=== Exercise prompt ===
Tally the lines in these records that hold the string "then", and reply with the number alone.

(Items from an interface collection)
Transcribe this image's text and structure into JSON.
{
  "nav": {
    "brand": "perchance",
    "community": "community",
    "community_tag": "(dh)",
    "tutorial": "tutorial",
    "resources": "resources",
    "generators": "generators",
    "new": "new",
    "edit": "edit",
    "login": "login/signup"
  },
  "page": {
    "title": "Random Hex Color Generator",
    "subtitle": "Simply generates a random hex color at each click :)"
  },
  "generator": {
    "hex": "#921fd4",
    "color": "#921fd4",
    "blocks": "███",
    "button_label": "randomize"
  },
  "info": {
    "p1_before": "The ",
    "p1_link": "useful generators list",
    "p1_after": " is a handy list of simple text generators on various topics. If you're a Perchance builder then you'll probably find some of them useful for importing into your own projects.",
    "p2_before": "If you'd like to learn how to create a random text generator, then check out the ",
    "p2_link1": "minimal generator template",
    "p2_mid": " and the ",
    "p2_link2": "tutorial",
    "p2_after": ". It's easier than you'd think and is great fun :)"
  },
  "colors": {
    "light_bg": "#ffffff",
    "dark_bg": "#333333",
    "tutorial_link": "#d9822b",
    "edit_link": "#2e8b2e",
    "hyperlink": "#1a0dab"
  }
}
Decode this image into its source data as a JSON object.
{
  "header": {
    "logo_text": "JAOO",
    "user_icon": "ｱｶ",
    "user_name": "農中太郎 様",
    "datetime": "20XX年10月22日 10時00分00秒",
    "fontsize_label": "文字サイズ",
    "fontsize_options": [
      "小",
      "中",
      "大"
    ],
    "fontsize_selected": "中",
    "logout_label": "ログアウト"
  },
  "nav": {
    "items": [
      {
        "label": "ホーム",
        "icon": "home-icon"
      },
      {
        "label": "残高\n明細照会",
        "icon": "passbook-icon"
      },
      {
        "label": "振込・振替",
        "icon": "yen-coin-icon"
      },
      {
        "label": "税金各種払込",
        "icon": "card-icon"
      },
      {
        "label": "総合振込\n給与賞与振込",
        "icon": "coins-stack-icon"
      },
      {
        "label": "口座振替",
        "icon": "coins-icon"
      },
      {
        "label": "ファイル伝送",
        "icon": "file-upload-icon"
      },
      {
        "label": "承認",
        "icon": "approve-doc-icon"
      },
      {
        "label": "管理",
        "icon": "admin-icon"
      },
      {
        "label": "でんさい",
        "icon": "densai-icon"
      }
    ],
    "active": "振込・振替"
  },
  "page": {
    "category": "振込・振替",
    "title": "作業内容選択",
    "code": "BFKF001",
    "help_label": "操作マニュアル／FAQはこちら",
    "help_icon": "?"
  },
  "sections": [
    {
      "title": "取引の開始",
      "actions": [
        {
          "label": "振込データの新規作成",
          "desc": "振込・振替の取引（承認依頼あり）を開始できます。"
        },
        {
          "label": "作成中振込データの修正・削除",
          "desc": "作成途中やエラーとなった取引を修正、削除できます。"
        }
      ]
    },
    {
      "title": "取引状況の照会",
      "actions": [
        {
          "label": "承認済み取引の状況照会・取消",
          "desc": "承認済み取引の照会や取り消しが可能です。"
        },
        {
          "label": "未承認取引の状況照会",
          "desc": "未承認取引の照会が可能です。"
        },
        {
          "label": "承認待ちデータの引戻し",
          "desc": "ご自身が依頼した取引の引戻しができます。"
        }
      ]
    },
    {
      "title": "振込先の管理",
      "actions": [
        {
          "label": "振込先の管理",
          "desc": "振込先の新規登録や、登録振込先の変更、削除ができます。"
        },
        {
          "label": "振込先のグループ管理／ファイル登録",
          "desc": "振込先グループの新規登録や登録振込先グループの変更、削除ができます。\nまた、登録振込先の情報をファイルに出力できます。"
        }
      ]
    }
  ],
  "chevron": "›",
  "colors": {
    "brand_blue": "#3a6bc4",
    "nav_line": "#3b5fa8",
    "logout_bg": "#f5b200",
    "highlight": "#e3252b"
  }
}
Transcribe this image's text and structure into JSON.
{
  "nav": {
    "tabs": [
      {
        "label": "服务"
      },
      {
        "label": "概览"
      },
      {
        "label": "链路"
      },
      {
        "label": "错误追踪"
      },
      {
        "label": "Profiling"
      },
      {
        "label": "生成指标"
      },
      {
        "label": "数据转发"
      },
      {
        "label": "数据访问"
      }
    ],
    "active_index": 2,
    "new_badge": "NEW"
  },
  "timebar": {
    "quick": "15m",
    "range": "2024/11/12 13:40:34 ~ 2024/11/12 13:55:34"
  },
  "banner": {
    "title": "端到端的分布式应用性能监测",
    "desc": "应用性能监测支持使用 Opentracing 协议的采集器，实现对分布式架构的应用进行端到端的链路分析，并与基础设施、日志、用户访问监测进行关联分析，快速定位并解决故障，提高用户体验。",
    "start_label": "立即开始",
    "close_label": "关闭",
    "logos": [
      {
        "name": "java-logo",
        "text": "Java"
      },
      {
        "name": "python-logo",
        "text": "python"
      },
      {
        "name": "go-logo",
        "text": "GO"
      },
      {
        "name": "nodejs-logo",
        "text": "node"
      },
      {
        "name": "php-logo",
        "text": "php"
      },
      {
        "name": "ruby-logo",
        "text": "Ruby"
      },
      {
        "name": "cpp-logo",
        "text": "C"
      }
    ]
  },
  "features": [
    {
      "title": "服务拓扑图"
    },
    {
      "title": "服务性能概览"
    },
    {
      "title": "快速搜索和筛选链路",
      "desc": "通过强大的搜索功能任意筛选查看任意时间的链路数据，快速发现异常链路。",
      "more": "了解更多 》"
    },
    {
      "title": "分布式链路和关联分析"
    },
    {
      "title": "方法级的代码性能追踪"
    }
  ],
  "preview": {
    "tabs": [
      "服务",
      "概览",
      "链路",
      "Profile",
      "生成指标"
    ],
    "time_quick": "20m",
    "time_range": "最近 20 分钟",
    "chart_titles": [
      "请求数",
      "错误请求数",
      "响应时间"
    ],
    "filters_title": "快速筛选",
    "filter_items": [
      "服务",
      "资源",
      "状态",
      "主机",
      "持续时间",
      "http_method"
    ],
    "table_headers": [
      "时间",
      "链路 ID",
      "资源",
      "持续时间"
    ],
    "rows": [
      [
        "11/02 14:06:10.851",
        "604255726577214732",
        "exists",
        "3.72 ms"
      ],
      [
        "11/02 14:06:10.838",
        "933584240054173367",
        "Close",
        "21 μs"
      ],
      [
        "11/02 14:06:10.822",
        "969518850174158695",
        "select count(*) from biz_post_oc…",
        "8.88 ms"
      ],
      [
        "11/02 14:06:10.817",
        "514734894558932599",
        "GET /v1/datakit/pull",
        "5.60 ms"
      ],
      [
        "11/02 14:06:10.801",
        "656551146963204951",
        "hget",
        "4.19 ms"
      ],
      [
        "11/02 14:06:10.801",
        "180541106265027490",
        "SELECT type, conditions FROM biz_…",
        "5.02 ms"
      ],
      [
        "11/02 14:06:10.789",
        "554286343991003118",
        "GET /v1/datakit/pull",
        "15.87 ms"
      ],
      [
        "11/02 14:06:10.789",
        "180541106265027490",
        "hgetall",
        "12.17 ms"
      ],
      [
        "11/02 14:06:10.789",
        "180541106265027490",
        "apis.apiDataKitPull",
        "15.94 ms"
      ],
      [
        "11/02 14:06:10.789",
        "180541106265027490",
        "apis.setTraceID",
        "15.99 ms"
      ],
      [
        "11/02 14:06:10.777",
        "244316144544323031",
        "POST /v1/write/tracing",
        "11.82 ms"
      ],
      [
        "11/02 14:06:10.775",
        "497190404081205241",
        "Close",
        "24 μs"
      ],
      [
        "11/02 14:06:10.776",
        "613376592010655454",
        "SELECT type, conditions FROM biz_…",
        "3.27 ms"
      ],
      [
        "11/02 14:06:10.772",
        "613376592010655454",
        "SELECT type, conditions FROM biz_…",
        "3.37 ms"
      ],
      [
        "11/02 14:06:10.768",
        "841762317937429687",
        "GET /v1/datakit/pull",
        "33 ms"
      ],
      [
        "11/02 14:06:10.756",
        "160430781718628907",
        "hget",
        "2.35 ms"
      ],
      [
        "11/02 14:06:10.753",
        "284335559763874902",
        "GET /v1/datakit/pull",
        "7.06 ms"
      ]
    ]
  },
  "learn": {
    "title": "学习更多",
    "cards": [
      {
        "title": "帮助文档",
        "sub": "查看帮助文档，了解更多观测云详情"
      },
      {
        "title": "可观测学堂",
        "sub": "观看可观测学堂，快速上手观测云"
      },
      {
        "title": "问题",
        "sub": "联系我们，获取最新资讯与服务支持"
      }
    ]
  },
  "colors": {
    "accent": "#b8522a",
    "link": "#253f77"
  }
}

=== Expected answer ===
2